  22. G. A. de Medeiros, F. B. Arruda, and E. Sakai, “Crop coefficient for irrigated beans derived using three reference evaporation methods,” Agricultural and Forest Meteorology, vol. 135, no. 1–4, pp. 135–143, 2005. View at: Publisher Site | Google Scholar
  23. R. G. Allen and L. S. Pereira, “Estimating crop coefficients from fraction of ground cover and height,” Irrigation Science, vol. 28, no. 1, pp. 17–34, 2009. View at: Publisher Site | Google Scholar

Copyright © 2016 Gerson Araujo de Medeiros et al. This is an open access article distributed under the Creative Commons Attribution License, which permits unrestricted use, distribution, and reproduction in any medium, provided the original work is properly cited.

More related articles
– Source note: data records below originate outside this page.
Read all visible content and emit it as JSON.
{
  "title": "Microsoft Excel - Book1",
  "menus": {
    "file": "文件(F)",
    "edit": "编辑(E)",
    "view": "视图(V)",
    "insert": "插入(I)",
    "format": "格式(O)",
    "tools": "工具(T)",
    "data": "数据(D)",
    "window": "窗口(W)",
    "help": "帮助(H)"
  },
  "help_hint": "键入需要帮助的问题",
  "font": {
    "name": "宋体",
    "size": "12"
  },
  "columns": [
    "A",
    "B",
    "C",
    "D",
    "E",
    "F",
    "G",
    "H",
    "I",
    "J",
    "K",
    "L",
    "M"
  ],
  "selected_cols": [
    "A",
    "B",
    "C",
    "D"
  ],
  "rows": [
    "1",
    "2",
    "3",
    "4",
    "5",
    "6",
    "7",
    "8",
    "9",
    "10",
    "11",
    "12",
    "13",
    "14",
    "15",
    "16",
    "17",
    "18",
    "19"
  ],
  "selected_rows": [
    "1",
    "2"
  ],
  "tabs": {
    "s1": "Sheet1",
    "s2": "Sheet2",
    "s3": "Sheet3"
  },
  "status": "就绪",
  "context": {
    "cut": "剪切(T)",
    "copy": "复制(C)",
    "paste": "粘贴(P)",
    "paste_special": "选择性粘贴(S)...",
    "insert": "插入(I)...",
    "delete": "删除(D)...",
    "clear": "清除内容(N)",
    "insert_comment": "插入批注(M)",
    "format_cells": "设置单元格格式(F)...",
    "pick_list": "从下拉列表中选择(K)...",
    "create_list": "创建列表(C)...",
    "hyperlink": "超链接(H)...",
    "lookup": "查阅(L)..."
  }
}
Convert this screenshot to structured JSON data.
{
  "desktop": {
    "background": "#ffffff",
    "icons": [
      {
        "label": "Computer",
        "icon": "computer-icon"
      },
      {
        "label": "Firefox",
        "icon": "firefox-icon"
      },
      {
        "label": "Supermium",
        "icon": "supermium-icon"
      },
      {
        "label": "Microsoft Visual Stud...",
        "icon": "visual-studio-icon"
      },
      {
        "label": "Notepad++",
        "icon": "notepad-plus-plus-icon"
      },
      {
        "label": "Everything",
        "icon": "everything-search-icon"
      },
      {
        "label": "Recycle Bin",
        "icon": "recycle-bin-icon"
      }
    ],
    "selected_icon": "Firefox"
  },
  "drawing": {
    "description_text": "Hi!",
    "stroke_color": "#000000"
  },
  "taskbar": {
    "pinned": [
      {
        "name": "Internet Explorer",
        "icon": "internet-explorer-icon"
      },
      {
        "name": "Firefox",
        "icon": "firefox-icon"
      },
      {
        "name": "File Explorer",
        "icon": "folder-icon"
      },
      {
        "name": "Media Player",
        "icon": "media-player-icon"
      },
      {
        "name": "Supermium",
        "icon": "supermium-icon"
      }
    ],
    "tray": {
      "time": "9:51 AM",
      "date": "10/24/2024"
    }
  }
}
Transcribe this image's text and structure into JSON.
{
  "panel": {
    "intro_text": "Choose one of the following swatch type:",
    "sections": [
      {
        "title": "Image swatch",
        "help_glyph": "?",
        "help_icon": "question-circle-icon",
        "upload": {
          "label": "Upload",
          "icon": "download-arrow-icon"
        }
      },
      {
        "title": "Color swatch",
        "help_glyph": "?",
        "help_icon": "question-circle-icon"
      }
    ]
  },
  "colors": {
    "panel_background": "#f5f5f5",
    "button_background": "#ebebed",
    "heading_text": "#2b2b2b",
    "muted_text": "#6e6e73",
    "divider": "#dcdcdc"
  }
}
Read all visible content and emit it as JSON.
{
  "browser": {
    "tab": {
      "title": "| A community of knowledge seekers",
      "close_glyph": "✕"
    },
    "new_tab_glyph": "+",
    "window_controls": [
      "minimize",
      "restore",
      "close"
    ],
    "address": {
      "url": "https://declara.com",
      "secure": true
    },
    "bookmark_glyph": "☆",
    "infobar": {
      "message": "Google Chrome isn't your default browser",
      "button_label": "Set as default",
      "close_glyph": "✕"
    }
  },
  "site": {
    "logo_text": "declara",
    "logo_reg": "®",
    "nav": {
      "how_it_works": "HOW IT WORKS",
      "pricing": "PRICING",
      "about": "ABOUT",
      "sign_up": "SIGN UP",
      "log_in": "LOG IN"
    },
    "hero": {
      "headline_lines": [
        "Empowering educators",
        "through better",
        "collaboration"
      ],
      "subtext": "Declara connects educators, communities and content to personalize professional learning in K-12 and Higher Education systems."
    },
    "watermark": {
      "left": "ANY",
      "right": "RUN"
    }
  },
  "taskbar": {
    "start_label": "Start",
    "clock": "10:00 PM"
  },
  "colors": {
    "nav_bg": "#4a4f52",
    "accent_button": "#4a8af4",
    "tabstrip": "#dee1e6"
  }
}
1845 Views | 505 Downloads | 0 Citations
 PDF  Download Citation  Citation
 Download other formatsMore
 Order printed copiesOrder

Related articles

We are committed to sharing findings related to COVID-19 as quickly and safely as possible. Any author submitting a COVID-19 paper should notify us at to ensure their research is fast-tracked and made available on a preprint server as soon as possible. We will be providing unlimited waivers of publication charges for accepted articles related to COVID-19. Sign up here as a reviewer to help fast-track new submissions.